- [YOUR TASK]: Pull every line containing "marks" from the listing below.

*** Block opens ***

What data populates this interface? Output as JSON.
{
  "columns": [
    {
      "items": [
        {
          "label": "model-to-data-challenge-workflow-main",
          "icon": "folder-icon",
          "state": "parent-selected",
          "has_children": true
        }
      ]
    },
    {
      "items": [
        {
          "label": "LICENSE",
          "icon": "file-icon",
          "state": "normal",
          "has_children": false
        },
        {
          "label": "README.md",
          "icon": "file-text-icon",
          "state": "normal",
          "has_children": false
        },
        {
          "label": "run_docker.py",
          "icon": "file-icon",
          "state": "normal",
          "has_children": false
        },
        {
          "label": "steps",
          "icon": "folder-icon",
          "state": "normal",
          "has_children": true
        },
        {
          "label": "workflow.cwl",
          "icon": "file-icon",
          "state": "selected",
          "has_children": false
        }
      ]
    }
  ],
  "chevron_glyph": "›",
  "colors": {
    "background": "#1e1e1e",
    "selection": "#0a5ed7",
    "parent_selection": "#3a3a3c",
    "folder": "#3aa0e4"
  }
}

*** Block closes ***
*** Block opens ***

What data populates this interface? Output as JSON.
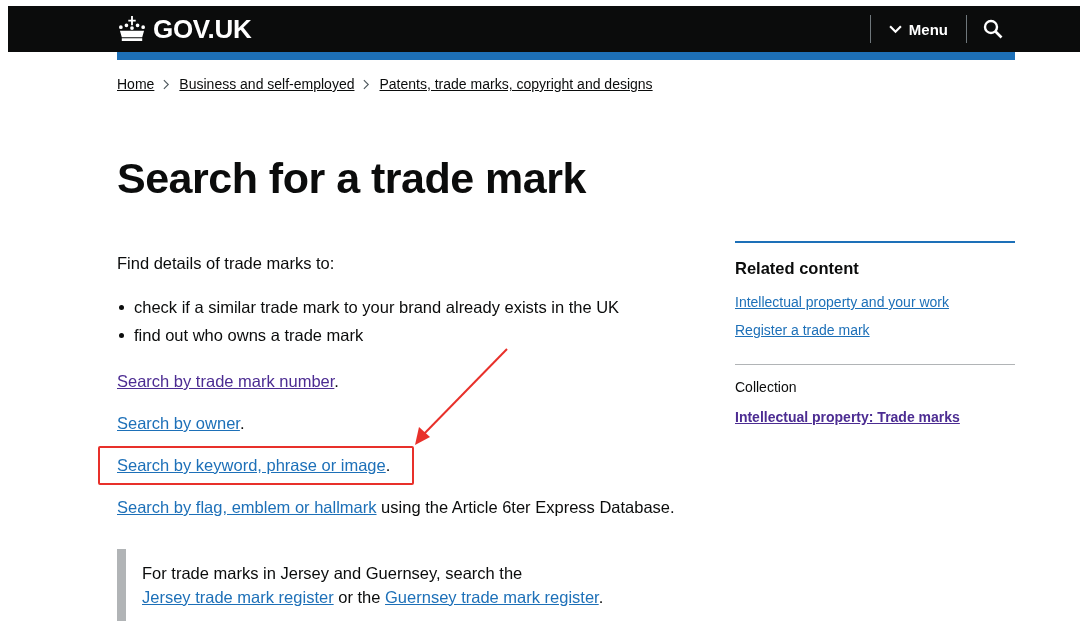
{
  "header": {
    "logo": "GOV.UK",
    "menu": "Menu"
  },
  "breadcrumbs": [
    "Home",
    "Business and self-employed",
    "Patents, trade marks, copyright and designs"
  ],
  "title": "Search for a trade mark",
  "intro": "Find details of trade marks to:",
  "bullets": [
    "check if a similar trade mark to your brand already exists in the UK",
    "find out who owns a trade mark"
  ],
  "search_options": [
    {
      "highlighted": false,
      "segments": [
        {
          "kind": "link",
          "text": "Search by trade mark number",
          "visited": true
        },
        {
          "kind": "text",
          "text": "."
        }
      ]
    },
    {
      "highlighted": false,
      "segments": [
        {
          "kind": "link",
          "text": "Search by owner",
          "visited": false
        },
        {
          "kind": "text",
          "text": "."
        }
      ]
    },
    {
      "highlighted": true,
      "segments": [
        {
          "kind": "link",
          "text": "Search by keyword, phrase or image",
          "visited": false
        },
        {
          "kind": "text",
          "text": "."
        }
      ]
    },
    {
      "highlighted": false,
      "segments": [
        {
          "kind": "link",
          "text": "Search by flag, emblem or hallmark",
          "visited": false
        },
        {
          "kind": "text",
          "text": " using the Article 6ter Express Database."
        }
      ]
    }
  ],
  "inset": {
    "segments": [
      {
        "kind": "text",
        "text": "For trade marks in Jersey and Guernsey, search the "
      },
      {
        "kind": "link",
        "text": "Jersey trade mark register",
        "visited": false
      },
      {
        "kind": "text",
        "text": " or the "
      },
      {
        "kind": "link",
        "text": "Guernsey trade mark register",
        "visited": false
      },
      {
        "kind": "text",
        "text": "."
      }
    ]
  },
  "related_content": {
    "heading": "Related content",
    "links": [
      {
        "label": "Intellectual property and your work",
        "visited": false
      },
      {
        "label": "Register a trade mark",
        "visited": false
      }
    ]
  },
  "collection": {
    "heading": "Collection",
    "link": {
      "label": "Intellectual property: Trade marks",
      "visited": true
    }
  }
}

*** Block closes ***
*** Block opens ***

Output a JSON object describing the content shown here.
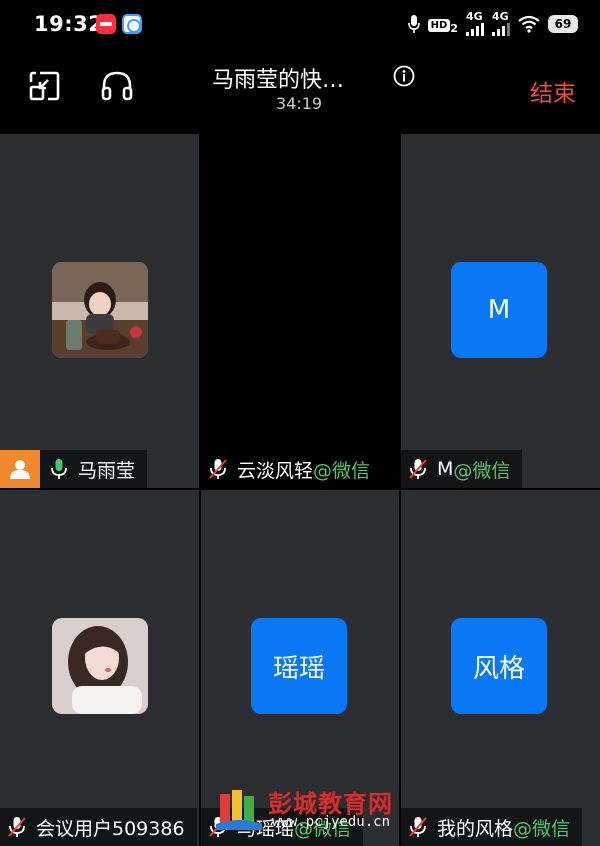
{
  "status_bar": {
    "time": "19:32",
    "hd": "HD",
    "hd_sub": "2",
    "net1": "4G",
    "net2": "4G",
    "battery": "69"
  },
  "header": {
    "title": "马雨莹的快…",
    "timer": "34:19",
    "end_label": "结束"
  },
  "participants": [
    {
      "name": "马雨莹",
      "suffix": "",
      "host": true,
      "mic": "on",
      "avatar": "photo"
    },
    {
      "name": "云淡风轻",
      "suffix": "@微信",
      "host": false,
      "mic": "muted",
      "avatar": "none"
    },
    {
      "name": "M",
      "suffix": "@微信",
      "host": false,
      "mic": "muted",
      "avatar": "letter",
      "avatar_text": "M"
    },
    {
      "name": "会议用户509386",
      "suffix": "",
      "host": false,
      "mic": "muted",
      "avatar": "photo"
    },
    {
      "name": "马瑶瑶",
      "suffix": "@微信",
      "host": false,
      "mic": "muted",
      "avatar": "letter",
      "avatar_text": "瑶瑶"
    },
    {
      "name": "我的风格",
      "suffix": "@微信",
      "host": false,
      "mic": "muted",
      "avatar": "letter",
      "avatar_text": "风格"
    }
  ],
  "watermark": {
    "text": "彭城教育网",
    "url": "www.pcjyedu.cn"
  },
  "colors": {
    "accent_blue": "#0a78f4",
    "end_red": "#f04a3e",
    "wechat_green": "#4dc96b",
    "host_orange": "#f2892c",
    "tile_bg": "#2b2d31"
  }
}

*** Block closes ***

- [EXERCISE OUTPUT]:
    "Patents, trade marks, copyright and designs"
  "intro": "Find details of trade marks to:",
        "text": "For trade marks in Jersey and Guernsey, search the "
      "label": "Intellectual property: Trade marks",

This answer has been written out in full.